|Mar 18, 1982||AS||Assignment|
Owner name: NIPPON SOKEN, INC. 14, IWAYA, SHIMOHASUMI-CHO, NIS
Free format text: ASSIGNMENT OF ASSIGNORS INTEREST.;ASSIGNORS:JUNZI, MIZUNO;FUKAMI, AKIRA;NOGUCHI, HIROKI;AND OTHERS;REEL/FRAME:003979/0259
Effective date: 19820223
Owner name: NIPPONDENSO CO., LTD. 1, SHOWA-CHO 1-CHOME, KARIYA
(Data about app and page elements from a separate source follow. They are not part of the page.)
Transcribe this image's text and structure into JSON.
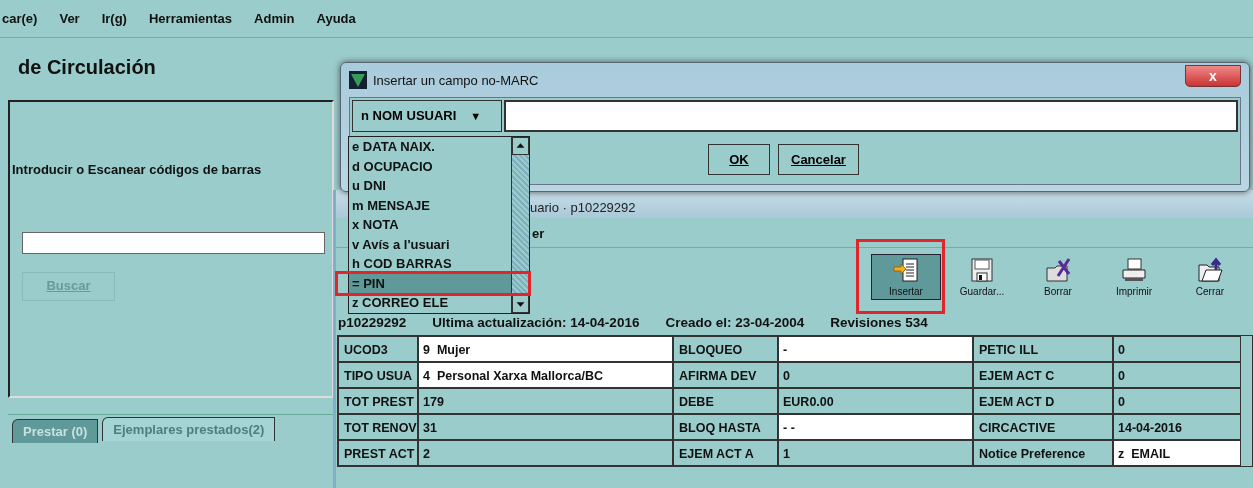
{
  "menu": [
    "car(e)",
    "Ver",
    "Ir(g)",
    "Herramientas",
    "Admin",
    "Ayuda"
  ],
  "app_title": "de Circulación",
  "barcode_panel": {
    "prompt": "Introducir o Escanear códigos de barras",
    "button": {
      "label": "Buscar",
      "disabled": true
    }
  },
  "tabs": [
    {
      "label": "Prestar (0)",
      "selected": false,
      "disabled": true
    },
    {
      "label": "Ejemplares prestados(2)",
      "selected": true,
      "disabled": false
    }
  ],
  "record_window": {
    "title": "uario · p10229292",
    "menu_text": "er",
    "toolbar": [
      {
        "label": "Insertar",
        "selected": true,
        "kind": "insert"
      },
      {
        "label": "Guardar...",
        "selected": false,
        "kind": "save"
      },
      {
        "label": "Borrar",
        "selected": false,
        "kind": "delete"
      },
      {
        "label": "Imprimir",
        "selected": false,
        "kind": "print"
      },
      {
        "label": "Cerrar",
        "selected": false,
        "kind": "close"
      }
    ],
    "info": [
      "p10229292",
      "Ultima actualización: 14-04-2016",
      "Creado el: 23-04-2004",
      "Revisiones 534"
    ],
    "fields": [
      [
        {
          "label": "UCOD3",
          "value": "9  Mujer",
          "editable": true
        },
        {
          "label": "BLOQUEO",
          "value": "-",
          "editable": true
        },
        {
          "label": "PETIC ILL",
          "value": "0",
          "editable": false
        }
      ],
      [
        {
          "label": "TIPO USUA",
          "value": "4  Personal Xarxa Mallorca/BC",
          "editable": true
        },
        {
          "label": "AFIRMA DEV",
          "value": "0",
          "editable": false
        },
        {
          "label": "EJEM ACT C",
          "value": "0",
          "editable": false
        }
      ],
      [
        {
          "label": "TOT PREST",
          "value": "179",
          "editable": false
        },
        {
          "label": "DEBE",
          "value": "EUR0.00",
          "editable": false
        },
        {
          "label": "EJEM ACT D",
          "value": "0",
          "editable": false
        }
      ],
      [
        {
          "label": "TOT RENOV",
          "value": "31",
          "editable": false
        },
        {
          "label": "BLOQ HASTA",
          "value": "- -",
          "editable": true
        },
        {
          "label": "CIRCACTIVE",
          "value": "14-04-2016",
          "editable": false
        }
      ],
      [
        {
          "label": "PREST ACT",
          "value": "2",
          "editable": false
        },
        {
          "label": "EJEM ACT A",
          "value": "1",
          "editable": false
        },
        {
          "label": "Notice Preference",
          "value": "z  EMAIL",
          "editable": true
        }
      ]
    ]
  },
  "dialog": {
    "title": "Insertar un campo no-MARC",
    "field_type": "n NOM USUARI",
    "dropdown_arrow": "▼",
    "options": [
      {
        "label": "e DATA NAIX.",
        "selected": false
      },
      {
        "label": "d OCUPACIO",
        "selected": false
      },
      {
        "label": "u DNI",
        "selected": false
      },
      {
        "label": "m MENSAJE",
        "selected": false
      },
      {
        "label": "x NOTA",
        "selected": false
      },
      {
        "label": "v Avís a l'usuari",
        "selected": false
      },
      {
        "label": "h COD BARRAS",
        "selected": false
      },
      {
        "label": "= PIN",
        "selected": true
      },
      {
        "label": "z CORREO ELE",
        "selected": false
      }
    ],
    "buttons": [
      "OK",
      "Cancelar"
    ],
    "close": "x"
  }
}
Free format text: ASSIGNMENT OF ASSIGNORS INTEREST.;ASSIGNORS:JUNZI, MIZUNO;FUKAMI, AKIRA;NOGUCHI, HIROKI;AND OTHERS;REEL/FRAME:003979/0259
Effective date: 19820223
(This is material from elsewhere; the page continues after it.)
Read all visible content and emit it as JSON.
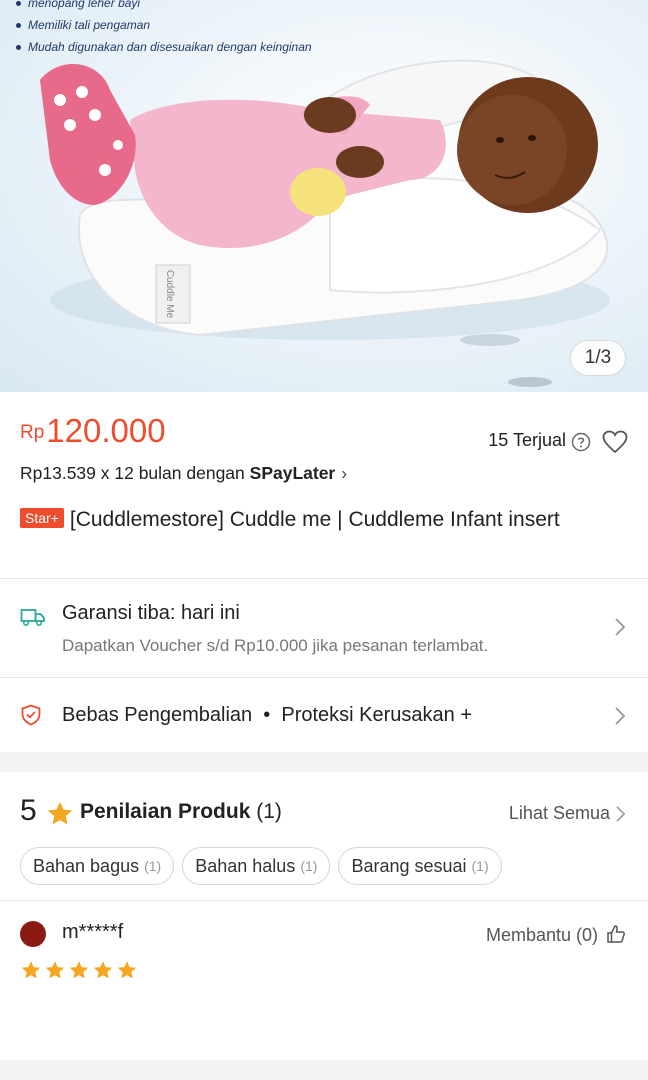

|Mar 10, 1987||FPAY||Fee payment|
Year of fee payment: 4
|Mar 5, 1991||FPAY||Fee payment|
Year of fee payment: 8
|Feb 27, 1995||FPAY||Fee payment|
Year of fee payment: 12